This is very interesting Deactivated user. So KA actually played a crucial role in the entire process. We probably need to rely on human side a wee bit more for our initial run. We will use external resources but these may be of different sorts and from different sources (not a single place like KA). I hope to be able to use the readily available analytics to help with this as well.
Thanks again for the insights!
I have been using Smart Sparrow for adaptive lesson integration into CANVAS. You can develop simple lessons yourself - work is involved with scoring mechanisms though. The scores are automatically moved to the CANVAS grade book. Cost is about $15/student. Getting Started on Smart Sparrow Adaptive Platform – The Numerical Methods Guy http://smartsparrow.com
Hi @kaw Can I ask how this works? Are students going offsite to complete the work built in smartsparrow? How does it integrate back to canvas? Is it set up as an assignment with an 'external tool'?
I've never been able to use smart sparrow outside of trial but it is one platform I am truly impressed with and would love to use more in the future.

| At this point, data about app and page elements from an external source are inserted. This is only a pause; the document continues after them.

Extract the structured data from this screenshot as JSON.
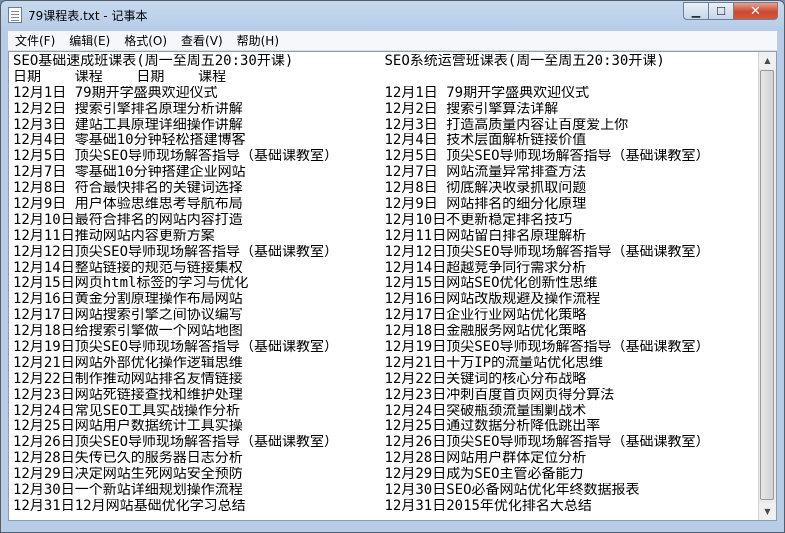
{
  "window": {
    "title": "79课程表.txt - 记事本",
    "controls": {
      "minimize": "▁",
      "maximize": "☐",
      "close": "✕"
    }
  },
  "menu": [
    "文件(F)",
    "编辑(E)",
    "格式(O)",
    "查看(V)",
    "帮助(H)"
  ],
  "document": {
    "lines": [
      [
        "SEO基础速成班课表(周一至周五20:30开课)",
        "SEO系统运营班课表(周一至周五20:30开课)"
      ],
      [
        "日期    课程    日期    课程",
        ""
      ],
      [
        "12月1日 79期开学盛典欢迎仪式",
        "12月1日 79期开学盛典欢迎仪式"
      ],
      [
        "12月2日 搜索引擎排名原理分析讲解",
        "12月2日 搜索引擎算法详解"
      ],
      [
        "12月3日 建站工具原理详细操作讲解",
        "12月3日 打造高质量内容让百度爱上你"
      ],
      [
        "12月4日 零基础10分钟轻松搭建博客",
        "12月4日 技术层面解析链接价值"
      ],
      [
        "12月5日 顶尖SEO导师现场解答指导（基础课教室）",
        "12月5日 顶尖SEO导师现场解答指导（基础课教室）"
      ],
      [
        "12月7日 零基础10分钟搭建企业网站",
        "12月7日 网站流量异常排查方法"
      ],
      [
        "12月8日 符合最快排名的关键词选择",
        "12月8日 彻底解决收录抓取问题"
      ],
      [
        "12月9日 用户体验思维思考导航布局",
        "12月9日 网站排名的细分化原理"
      ],
      [
        "12月10日最符合排名的网站内容打造",
        "12月10日不更新稳定排名技巧"
      ],
      [
        "12月11日推动网站内容更新方案",
        "12月11日网站留白排名原理解析"
      ],
      [
        "12月12日顶尖SEO导师现场解答指导（基础课教室）",
        "12月12日顶尖SEO导师现场解答指导（基础课教室）"
      ],
      [
        "12月14日整站链接的规范与链接集权",
        "12月14日超越竞争同行需求分析"
      ],
      [
        "12月15日网页html标签的学习与优化",
        "12月15日网站SEO优化创新性思维"
      ],
      [
        "12月16日黄金分割原理操作布局网站",
        "12月16日网站改版规避及操作流程"
      ],
      [
        "12月17日网站搜索引擎之间协议编写",
        "12月17日企业行业网站优化策略"
      ],
      [
        "12月18日给搜索引擎做一个网站地图",
        "12月18日金融服务网站优化策略"
      ],
      [
        "12月19日顶尖SEO导师现场解答指导（基础课教室）",
        "12月19日顶尖SEO导师现场解答指导（基础课教室）"
      ],
      [
        "12月21日网站外部优化操作逻辑思维",
        "12月21日十万IP的流量站优化思维"
      ],
      [
        "12月22日制作推动网站排名友情链接",
        "12月22日关键词的核心分布战略"
      ],
      [
        "12月23日网站死链接查找和维护处理",
        "12月23日冲刺百度首页网页得分算法"
      ],
      [
        "12月24日常见SEO工具实战操作分析",
        "12月24日突破瓶颈流量围剿战术"
      ],
      [
        "12月25日网站用户数据统计工具实操",
        "12月25日通过数据分析降低跳出率"
      ],
      [
        "12月26日顶尖SEO导师现场解答指导（基础课教室）",
        "12月26日顶尖SEO导师现场解答指导（基础课教室）"
      ],
      [
        "12月28日失传已久的服务器日志分析",
        "12月28日网站用户群体定位分析"
      ],
      [
        "12月29日决定网站生死网站安全预防",
        "12月29日成为SEO主管必备能力"
      ],
      [
        "12月30日一个新站详细规划操作流程",
        "12月30日SEO必备网站优化年终数据报表"
      ],
      [
        "12月31日12月网站基础优化学习总结",
        "12月31日2015年优化排名大总结"
      ]
    ]
  }
}
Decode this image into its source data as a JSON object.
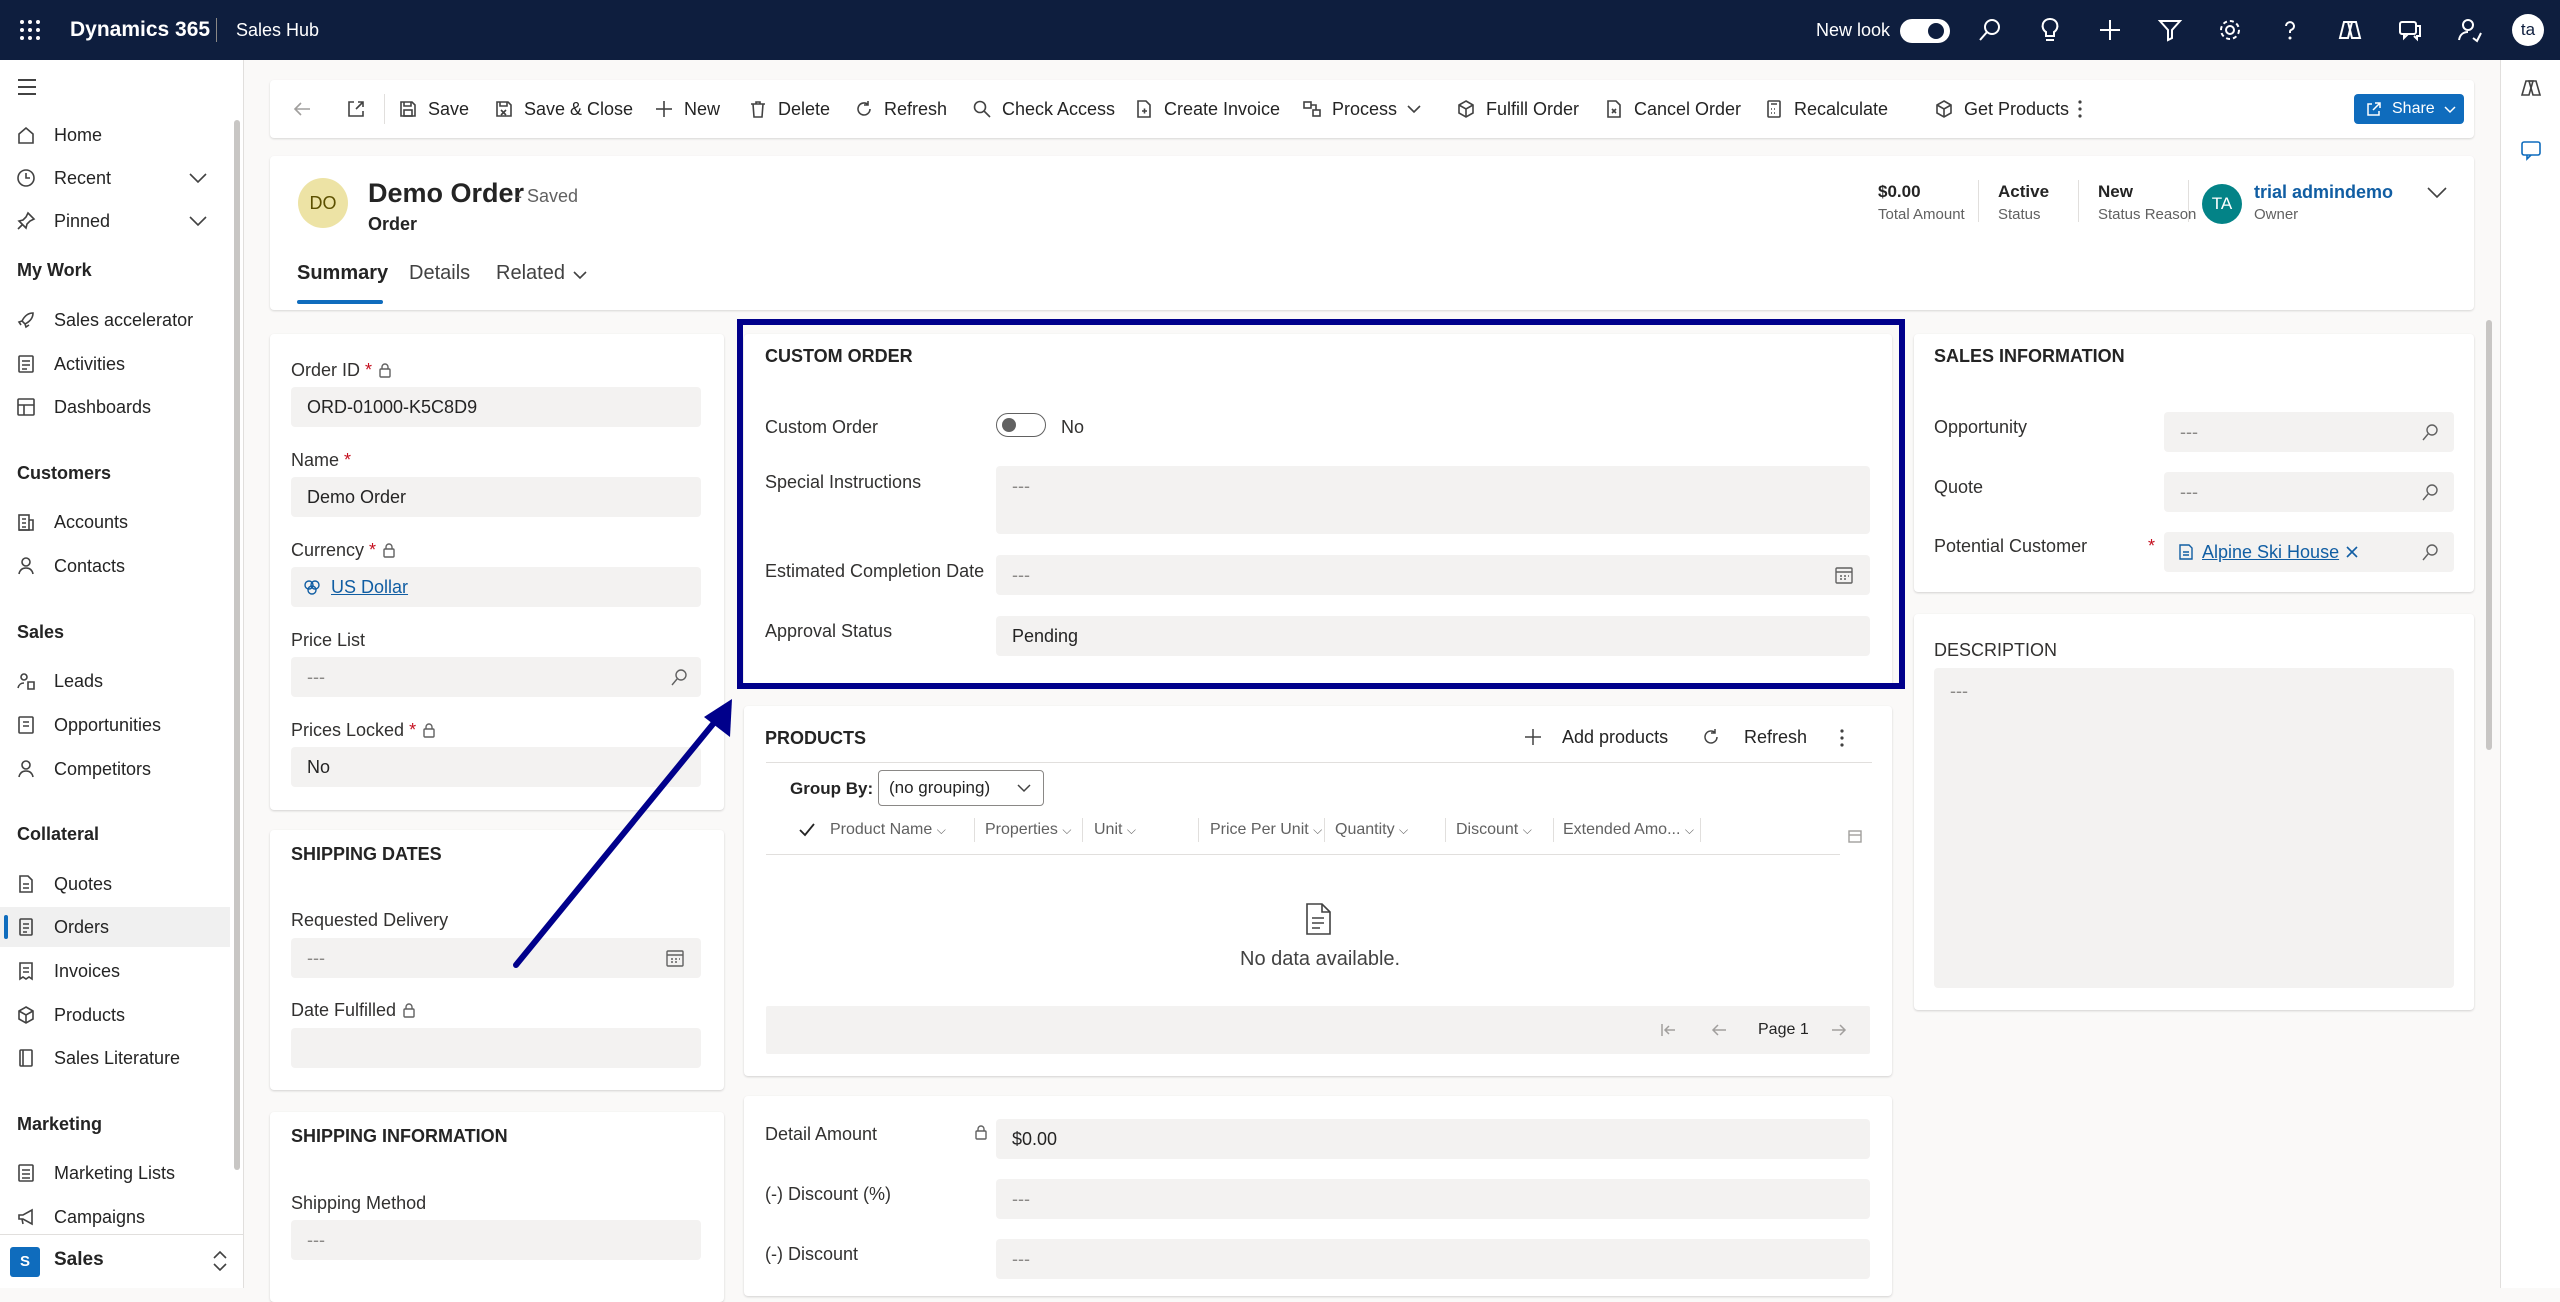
{
  "topbar": {
    "app_name": "Dynamics 365",
    "module": "Sales Hub",
    "new_look_label": "New look",
    "new_look_on": true,
    "avatar_initials": "ta",
    "icons": [
      "waffle-icon",
      "search-icon",
      "lightbulb-icon",
      "add-icon",
      "filter-icon",
      "settings-icon",
      "help-icon",
      "copilot-icon",
      "chat-icon",
      "user-switch-icon"
    ]
  },
  "nav": {
    "home": "Home",
    "recent": "Recent",
    "pinned": "Pinned",
    "my_work": "My Work",
    "sales_accelerator": "Sales accelerator",
    "activities": "Activities",
    "dashboards": "Dashboards",
    "customers": "Customers",
    "accounts": "Accounts",
    "contacts": "Contacts",
    "sales": "Sales",
    "leads": "Leads",
    "opportunities": "Opportunities",
    "competitors": "Competitors",
    "collateral": "Collateral",
    "quotes": "Quotes",
    "orders": "Orders",
    "invoices": "Invoices",
    "products": "Products",
    "sales_literature": "Sales Literature",
    "marketing": "Marketing",
    "marketing_lists": "Marketing Lists",
    "campaigns": "Campaigns",
    "area_badge": "S",
    "area_label": "Sales"
  },
  "commands": {
    "save": "Save",
    "save_close": "Save & Close",
    "new": "New",
    "delete": "Delete",
    "refresh": "Refresh",
    "check_access": "Check Access",
    "create_invoice": "Create Invoice",
    "process": "Process",
    "fulfill_order": "Fulfill Order",
    "cancel_order": "Cancel Order",
    "recalculate": "Recalculate",
    "get_products": "Get Products",
    "share": "Share"
  },
  "header": {
    "initials": "DO",
    "title": "Demo Order",
    "saved_status": "- Saved",
    "entity": "Order",
    "total_amount_value": "$0.00",
    "total_amount_label": "Total Amount",
    "status_value": "Active",
    "status_label": "Status",
    "status_reason_value": "New",
    "status_reason_label": "Status Reason",
    "owner_initials": "TA",
    "owner_name": "trial admindemo",
    "owner_label": "Owner",
    "tabs": [
      "Summary",
      "Details",
      "Related"
    ]
  },
  "general": {
    "order_id_label": "Order ID",
    "order_id_value": "ORD-01000-K5C8D9",
    "name_label": "Name",
    "name_value": "Demo Order",
    "currency_label": "Currency",
    "currency_value": "US Dollar",
    "price_list_label": "Price List",
    "price_list_value": "---",
    "prices_locked_label": "Prices Locked",
    "prices_locked_value": "No",
    "required_mark": "*"
  },
  "shipping_dates": {
    "title": "SHIPPING DATES",
    "requested_delivery_label": "Requested Delivery",
    "requested_delivery_value": "---",
    "date_fulfilled_label": "Date Fulfilled"
  },
  "shipping_info": {
    "title": "SHIPPING INFORMATION",
    "shipping_method_label": "Shipping Method",
    "shipping_method_value": "---"
  },
  "custom_order": {
    "title": "CUSTOM ORDER",
    "custom_order_label": "Custom Order",
    "custom_order_value": "No",
    "special_instructions_label": "Special Instructions",
    "special_instructions_value": "---",
    "estimated_completion_label": "Estimated Completion Date",
    "estimated_completion_value": "---",
    "approval_status_label": "Approval Status",
    "approval_status_value": "Pending"
  },
  "products": {
    "title": "PRODUCTS",
    "add_products": "Add products",
    "refresh": "Refresh",
    "group_by_label": "Group By:",
    "group_by_value": "(no grouping)",
    "columns": [
      "Product Name",
      "Properties",
      "Unit",
      "Price Per Unit",
      "Quantity",
      "Discount",
      "Extended Amo..."
    ],
    "empty_text": "No data available.",
    "page_label": "Page 1"
  },
  "totals": {
    "detail_amount_label": "Detail Amount",
    "detail_amount_value": "$0.00",
    "discount_pct_label": "(-) Discount (%)",
    "discount_pct_value": "---",
    "discount_label": "(-) Discount",
    "discount_value": "---"
  },
  "sales_info": {
    "title": "SALES INFORMATION",
    "opportunity_label": "Opportunity",
    "opportunity_value": "---",
    "quote_label": "Quote",
    "quote_value": "---",
    "potential_customer_label": "Potential Customer",
    "potential_customer_value": "Alpine Ski House",
    "required_mark": "*"
  },
  "description": {
    "title": "DESCRIPTION",
    "value": "---"
  },
  "annotation": {
    "highlight_color": "#00008b"
  }
}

Just never had the opportunity to use it in conjunction with canvas.